Tierney Plumb is the editor of Eater DC, covering all things food and drink around the nation's capital.

Despite debate over its negative impacts on restaurants and their employees, an overwhelming majority of D.C. voters want service workers who rely on tips for the majority of their incomes to have a higher minimum wage.

Initiative 82 was approved with over 74 percent of the vote on Tuesday, which means D.C. will eliminate its two-tiered minimum wage. Under the new system, which kicks in next year, the sub-minimum wage of $5.35 will rise by a dollar (or two) every year until it meets the D.C. standard.

Restaurant employers currently pay a percentage of D.C.’s minimum wage ($16.10), and tips make up the rest. The voters have decided to change that, which means the entire minimum wage will be paid out by the employer by 2027. Supporters believe the measure would reduce wage theft and boost pay, while opponents argue it will hurt independent restaurants and slash pay for some servers.

Big-name opponents of I-82 include José Andrés’ ThinkFoodGroup (now José Andrés Group), Silver Diner, Great American Restaurants, Thompson Hospitality, Glory Days Grill, Chef Geoff’s, and Barcelona Wine Bar.

National nonprofit One Fair Wage advocated for the passage of I-82 and issued the following statement on Tuesday night:
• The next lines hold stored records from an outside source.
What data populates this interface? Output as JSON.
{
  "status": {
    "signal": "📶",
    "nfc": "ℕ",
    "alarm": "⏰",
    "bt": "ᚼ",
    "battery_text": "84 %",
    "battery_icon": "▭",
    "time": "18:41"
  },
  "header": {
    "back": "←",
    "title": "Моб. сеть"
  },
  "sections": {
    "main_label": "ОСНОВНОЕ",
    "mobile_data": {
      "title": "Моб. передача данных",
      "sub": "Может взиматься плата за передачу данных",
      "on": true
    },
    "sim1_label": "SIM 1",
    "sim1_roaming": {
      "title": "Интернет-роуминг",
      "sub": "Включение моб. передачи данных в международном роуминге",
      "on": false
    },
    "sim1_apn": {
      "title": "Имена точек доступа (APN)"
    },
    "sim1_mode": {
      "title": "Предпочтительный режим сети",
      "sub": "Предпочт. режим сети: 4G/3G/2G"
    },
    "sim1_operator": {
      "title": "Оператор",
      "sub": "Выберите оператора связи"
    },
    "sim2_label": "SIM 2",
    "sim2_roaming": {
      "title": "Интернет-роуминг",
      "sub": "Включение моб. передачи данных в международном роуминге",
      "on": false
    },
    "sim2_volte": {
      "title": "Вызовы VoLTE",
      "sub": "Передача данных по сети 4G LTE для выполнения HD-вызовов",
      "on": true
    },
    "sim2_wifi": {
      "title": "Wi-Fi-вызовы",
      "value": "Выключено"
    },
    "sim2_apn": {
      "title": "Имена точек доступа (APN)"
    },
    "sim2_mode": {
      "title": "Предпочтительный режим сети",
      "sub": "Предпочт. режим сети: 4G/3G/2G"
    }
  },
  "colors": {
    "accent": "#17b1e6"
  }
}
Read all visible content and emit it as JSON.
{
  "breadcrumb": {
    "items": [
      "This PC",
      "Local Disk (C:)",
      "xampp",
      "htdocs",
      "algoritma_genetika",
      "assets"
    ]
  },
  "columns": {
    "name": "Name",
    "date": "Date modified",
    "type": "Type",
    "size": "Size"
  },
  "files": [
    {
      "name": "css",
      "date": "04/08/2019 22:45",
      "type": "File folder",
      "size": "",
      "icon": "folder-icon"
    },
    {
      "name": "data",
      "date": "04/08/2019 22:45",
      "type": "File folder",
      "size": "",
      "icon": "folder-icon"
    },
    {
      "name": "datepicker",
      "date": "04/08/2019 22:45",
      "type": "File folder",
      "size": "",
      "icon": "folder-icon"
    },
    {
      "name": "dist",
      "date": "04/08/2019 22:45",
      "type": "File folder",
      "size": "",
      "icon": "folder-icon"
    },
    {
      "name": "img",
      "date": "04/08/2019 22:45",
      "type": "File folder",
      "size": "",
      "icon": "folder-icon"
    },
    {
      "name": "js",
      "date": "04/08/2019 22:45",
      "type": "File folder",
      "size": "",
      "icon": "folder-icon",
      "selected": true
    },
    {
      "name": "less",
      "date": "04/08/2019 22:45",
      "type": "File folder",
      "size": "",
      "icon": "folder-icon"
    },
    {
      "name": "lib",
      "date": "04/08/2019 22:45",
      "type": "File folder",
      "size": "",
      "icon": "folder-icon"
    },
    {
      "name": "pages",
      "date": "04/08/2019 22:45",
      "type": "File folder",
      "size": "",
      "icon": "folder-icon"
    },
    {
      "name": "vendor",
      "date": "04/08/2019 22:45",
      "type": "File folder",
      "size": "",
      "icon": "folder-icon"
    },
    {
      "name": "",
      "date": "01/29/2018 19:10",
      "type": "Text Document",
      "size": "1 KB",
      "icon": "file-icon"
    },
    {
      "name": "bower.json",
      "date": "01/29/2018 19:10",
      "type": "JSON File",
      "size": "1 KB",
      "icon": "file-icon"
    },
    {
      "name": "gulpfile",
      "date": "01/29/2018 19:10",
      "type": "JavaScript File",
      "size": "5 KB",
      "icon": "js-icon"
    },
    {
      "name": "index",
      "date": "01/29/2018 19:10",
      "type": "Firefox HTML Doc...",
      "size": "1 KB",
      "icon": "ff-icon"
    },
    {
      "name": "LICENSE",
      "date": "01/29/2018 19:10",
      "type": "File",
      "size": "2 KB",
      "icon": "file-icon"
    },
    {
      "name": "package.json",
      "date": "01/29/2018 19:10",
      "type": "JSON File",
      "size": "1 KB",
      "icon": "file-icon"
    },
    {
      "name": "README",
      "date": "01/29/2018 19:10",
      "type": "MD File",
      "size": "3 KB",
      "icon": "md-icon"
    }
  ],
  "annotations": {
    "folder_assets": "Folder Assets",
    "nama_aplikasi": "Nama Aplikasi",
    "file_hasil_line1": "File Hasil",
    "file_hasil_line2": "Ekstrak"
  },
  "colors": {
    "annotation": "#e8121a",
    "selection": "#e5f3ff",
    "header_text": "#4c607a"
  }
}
“Everyone who works deserves to be paid a livable wage that allows them to feed their families and stay and work in D.C. It shows that Democrats across the country need to prioritize working people’s issues in order to win, especially now with inflation making it hard for people to survive.”

D.C. will join seven states that don’t have a tipped minimum wage either. But some D.C. restaurant owners and tipped workers have argued the measure would raise operating costs for small business, therefore raising dish and drink prices, reducing incentive for customers to tip and minimizing the earning potential of workers such as waiters and bartenders. Critics of tipping have argued that it reinforces misogyny, racism and classism.

Restaurant Association Metropolitan Washington, which is strongly against I-82, voiced its frustration about the vote on Tuesday night. “This measure will disrupt our city’s hundreds of small and independently owned restaurants and limit the earning potential of tipped employees, while also having regional repercussions,” per a statement on social media.

Ripple effects of I-82 could lead to spikes in rent, insurance, credit card fees, and sales and business taxes, notes Peter Bayne, the co-founder of Tin Shop (Franklin Hall, TallBoy, Lucy, Slice & Pie, and others).

“Unfortunately menu price increases do not directly correlate to higher wages, and that the price increases will not directly pass through to employees,” Bayne tells Eater.

Tin Shop’s tipped employees currently make anywhere from $25 to $75 per hour, he says.

“They deserve that as the service industry is a highly demanding job both mentally and physically. It can be very challenging to meet the demands of the modern customer, and I sincerely hope this initiative does not depress servers’ earnings,” he says.

The initiative doesn’t ban tipping, but many owners may now tack on a service charge to alleviate the impacts of I-82. Chef Geoff Tracy plans to gather feedback from his tipped employees in the coming weeks:

A similar D.C. ballot measure called Initiative 77 passed in 2018 with 55 percent of the vote, though the D.C. Council struck it down. The council’s newly reelected chairman Phil Mendelson (D-At Large), who led the block on I-77 four years ago, has indicted he doesn’t plan to repeal the same measure twice.